The rise in content focused blogging oftentimes frustrates businesses because it strays from the idea of task centric activities. For ages business have been able to outsource, insource, and back source multiple website tasks without considering editorial management and organization. However, today’s blogging requirements take on a new face that’s incredibly relevant to thriving business models. The new face of business is editorial, content focused, reader centric, and highly demanding. Traditionally, a few magazines would compete with each other in a specific region or industry type whilst B2B and B2C companies line up to advertise in content centric publications that they do not have to create themselves.
Today’s businesses are now facing the adverse situation where the effectiveness of their marketing messaging is not simply based on advertising, but also the content behind the advertising. Today’s businesses must also be information ambassadors. Creating an editorial calendar carries a business through content distribution strategy from blog planning, content characterization, content distribution, and content management. Ideas for business blogging need to be managed. This is far from the conceptual ideology of idea planning and straight into concepts embraced by project management experts and editorial geniuses. If you’re conducting any form of business blogging, the editorial calendar will become your best friend and closest confidant.
The inner workings of an editorial calendar
If you’re a business or software buff the editorial calendar is quite similar to the business planning or software life cycles. If you’re not, don’t worry, because you don’t need to understand those concepts. Basically, the editorial calendar begins in the planning stage.
First, determine the editorial calendar period. It’s more efficient to this in terms of years vs. weeks or months. Although this is based on preference and of course for long term planning, flexibility within the plan is required. Regardless of the decision the key is to define a relevant period or term. You begin with your team or yourself (depending on the size of your business and creative team), to outline content details including type of content (e.g. How-to’s, News, ebooks, whitepapers, reports, top of the funnel offers, etc.), content subject (e.g. social media, lead generation, etc.) length requirement, keyword/s requirement, keyword density preference, and content components (e.g. data, charts, images). You then build the content delivery schedule. An excellent idea is to segment the content delivery as if you were creating a Gantt chart that incorporates concomitant activities. This will allow you to edit and approve weekly/daily content prior to date arrival. The goal here is to organize content generation activities that keep your blog ahead of schedule and consistent in terms of content delivery. Don’t forget to plan the frequency of new offers like reports, whitepapers, and e-books. Finally, after the planning stage is complete you move on to implementation and management which in this case occurs simultaneously. Here’s a brief summary that brings it all together.
- Planning 1: Determine the relevant period; be strategic about your determination.
- Planning 2: Record Blog Content details.
- Schedule: Organize activities to keep your blog ahead of schedule. Think Concomitant!
- Implement and Maintain: Start delivering content and be prepared to deal with hiccups along the way.

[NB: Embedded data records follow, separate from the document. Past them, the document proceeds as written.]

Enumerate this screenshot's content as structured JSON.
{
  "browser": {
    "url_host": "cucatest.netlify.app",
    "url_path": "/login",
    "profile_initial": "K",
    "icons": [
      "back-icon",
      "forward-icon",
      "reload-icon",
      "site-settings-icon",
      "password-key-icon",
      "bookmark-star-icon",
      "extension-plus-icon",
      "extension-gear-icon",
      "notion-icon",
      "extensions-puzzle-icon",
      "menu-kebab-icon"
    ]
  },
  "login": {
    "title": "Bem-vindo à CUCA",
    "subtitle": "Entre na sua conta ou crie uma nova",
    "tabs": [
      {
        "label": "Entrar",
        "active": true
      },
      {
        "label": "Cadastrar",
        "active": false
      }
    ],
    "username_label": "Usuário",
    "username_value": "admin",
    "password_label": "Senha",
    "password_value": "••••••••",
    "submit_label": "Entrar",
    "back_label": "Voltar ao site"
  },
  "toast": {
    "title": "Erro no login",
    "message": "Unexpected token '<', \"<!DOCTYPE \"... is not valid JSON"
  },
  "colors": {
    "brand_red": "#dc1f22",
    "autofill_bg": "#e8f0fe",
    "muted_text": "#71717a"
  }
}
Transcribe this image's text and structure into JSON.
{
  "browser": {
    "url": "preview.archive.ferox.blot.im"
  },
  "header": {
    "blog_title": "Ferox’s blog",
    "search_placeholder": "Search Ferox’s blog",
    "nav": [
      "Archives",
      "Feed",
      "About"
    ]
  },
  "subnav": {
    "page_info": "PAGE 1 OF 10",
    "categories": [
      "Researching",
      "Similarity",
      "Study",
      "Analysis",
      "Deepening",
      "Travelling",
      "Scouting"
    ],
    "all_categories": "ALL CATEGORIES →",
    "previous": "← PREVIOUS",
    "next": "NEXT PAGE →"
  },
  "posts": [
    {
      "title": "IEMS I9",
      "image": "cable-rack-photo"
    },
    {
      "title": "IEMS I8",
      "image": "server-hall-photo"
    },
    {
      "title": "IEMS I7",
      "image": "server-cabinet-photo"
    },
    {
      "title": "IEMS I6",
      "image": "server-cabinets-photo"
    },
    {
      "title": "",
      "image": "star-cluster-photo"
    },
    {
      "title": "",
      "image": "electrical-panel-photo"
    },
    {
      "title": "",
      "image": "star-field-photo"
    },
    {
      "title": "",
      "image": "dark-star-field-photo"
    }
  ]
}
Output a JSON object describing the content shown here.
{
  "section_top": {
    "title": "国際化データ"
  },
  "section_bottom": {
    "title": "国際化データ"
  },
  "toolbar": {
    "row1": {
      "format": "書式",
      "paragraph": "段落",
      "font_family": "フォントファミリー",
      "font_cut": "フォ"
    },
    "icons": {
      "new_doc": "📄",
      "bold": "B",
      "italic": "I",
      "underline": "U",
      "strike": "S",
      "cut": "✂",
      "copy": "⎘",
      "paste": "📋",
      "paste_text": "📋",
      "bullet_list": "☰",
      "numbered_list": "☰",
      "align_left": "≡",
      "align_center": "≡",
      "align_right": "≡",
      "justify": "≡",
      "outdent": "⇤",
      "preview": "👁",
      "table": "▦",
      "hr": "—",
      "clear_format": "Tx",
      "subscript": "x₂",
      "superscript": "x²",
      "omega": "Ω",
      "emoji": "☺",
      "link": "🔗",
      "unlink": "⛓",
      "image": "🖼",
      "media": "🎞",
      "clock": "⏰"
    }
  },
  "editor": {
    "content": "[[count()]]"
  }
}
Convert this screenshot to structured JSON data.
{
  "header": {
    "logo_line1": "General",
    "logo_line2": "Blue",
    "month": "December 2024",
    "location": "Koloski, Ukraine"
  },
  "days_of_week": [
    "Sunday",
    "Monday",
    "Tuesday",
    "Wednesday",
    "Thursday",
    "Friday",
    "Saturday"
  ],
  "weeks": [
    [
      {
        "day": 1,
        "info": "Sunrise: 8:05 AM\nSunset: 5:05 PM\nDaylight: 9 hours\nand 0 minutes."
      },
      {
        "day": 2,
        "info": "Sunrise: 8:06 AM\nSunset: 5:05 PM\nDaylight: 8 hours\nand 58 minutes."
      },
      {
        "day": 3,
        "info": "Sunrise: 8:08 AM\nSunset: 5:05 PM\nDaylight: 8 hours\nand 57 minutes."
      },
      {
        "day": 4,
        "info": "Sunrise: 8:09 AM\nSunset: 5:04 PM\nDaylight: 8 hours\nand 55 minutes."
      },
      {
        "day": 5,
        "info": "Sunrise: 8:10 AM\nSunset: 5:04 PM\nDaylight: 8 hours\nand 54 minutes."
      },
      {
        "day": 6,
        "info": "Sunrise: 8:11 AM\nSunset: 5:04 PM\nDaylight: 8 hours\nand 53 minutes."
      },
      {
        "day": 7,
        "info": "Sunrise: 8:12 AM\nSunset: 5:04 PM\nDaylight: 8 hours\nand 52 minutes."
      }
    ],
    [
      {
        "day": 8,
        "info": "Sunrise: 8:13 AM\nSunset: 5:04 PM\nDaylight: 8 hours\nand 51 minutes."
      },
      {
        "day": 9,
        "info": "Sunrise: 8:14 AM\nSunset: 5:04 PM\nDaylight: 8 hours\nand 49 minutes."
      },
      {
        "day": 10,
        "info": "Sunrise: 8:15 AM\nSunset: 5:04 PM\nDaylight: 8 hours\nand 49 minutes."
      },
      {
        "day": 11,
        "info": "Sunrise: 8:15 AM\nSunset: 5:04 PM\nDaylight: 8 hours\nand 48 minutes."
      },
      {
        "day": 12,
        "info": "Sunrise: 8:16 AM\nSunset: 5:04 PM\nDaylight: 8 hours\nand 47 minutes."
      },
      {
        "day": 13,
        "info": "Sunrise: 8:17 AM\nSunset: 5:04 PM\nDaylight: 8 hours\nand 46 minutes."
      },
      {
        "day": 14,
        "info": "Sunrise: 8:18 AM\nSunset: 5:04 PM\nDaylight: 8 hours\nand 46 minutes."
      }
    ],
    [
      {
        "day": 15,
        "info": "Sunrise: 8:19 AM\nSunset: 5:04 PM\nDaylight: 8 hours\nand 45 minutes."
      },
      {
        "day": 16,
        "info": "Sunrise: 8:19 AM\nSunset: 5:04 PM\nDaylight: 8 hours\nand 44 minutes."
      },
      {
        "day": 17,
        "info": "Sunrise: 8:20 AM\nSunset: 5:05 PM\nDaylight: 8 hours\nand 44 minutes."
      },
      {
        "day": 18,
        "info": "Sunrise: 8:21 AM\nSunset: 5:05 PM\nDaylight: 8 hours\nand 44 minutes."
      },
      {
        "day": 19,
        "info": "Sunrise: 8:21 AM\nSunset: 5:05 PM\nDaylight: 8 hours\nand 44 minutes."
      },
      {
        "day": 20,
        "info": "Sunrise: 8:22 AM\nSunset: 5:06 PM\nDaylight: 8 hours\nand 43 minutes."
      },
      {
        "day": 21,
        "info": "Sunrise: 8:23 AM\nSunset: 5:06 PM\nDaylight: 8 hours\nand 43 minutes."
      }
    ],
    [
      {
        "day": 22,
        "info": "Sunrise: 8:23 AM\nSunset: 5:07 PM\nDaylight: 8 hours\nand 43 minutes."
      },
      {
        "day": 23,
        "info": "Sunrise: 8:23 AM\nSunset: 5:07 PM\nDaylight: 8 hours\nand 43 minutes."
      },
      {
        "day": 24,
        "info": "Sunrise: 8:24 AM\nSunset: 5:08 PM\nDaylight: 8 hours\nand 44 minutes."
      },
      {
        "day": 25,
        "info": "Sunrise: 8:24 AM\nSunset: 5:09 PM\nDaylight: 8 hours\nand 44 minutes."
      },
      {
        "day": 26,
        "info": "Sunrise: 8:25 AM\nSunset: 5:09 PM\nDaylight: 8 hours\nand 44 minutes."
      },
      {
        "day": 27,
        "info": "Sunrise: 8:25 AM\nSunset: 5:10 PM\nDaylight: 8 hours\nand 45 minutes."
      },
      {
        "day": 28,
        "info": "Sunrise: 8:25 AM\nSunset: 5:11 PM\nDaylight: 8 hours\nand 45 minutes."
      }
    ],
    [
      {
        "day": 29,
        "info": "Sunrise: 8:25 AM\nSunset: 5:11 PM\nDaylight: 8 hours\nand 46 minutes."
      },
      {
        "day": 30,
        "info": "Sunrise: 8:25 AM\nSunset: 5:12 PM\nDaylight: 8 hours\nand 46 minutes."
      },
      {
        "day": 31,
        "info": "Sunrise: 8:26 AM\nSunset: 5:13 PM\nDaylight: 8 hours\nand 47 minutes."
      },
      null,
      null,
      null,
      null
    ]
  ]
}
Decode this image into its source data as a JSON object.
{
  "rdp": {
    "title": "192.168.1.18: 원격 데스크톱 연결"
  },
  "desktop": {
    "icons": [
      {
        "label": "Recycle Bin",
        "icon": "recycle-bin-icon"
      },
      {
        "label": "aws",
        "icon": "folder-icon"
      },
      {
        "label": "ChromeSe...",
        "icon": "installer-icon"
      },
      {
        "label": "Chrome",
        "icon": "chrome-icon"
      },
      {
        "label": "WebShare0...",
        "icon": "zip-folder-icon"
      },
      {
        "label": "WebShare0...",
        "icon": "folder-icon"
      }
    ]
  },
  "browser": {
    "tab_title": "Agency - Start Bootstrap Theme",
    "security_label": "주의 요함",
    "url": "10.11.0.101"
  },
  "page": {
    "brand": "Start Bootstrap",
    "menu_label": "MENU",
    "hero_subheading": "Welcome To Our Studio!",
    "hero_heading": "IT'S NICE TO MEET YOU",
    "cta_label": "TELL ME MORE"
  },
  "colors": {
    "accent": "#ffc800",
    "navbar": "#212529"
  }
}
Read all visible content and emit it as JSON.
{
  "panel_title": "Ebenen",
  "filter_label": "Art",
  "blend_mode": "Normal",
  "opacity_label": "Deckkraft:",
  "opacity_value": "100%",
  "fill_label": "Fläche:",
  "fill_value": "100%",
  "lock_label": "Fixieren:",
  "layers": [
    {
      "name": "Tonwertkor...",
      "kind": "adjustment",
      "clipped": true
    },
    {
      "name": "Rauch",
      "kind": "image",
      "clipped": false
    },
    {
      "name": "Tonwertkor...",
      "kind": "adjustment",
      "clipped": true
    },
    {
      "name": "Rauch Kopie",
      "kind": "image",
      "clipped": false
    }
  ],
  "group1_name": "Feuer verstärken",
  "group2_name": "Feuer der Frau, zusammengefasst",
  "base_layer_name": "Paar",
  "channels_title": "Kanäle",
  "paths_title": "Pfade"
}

Why creating an editorial calendar will statistically improve lead generation
We are not simply suggesting you create an editorial calendar simply because it’s work for work’s sake. Creating an editorial calendar will actually help improve consistency rates on your blog and help you both build and manage a high efficient lead generating machine. According to a study performed by Hubspot, blogs that consistently generate content acquire more leads than those who do not. Take a look at the chart below for a more detailed illustration. Hubspot actually took the concept a step further by defining not just the pool of unqualified leads but instead they actually documented customer acquisition based on blog post frequency. Note that companies who blog daily have a 90-100% acquisition rate. Essentially, this means blogging consistency is a fail proof plan to profits. Overall, an editorial calendar will help you record, maintain, and improve your primary marketing activities. For a detailed explanation of how to compile an editorial calendar, just contact us and we’ll make sure it’s the most full calendar you’ll ever abide by.
If developing an editorial calendar for business blogging is something that you are interested in but don’t know how to get started, contact us today to schedule your free marketing analysis.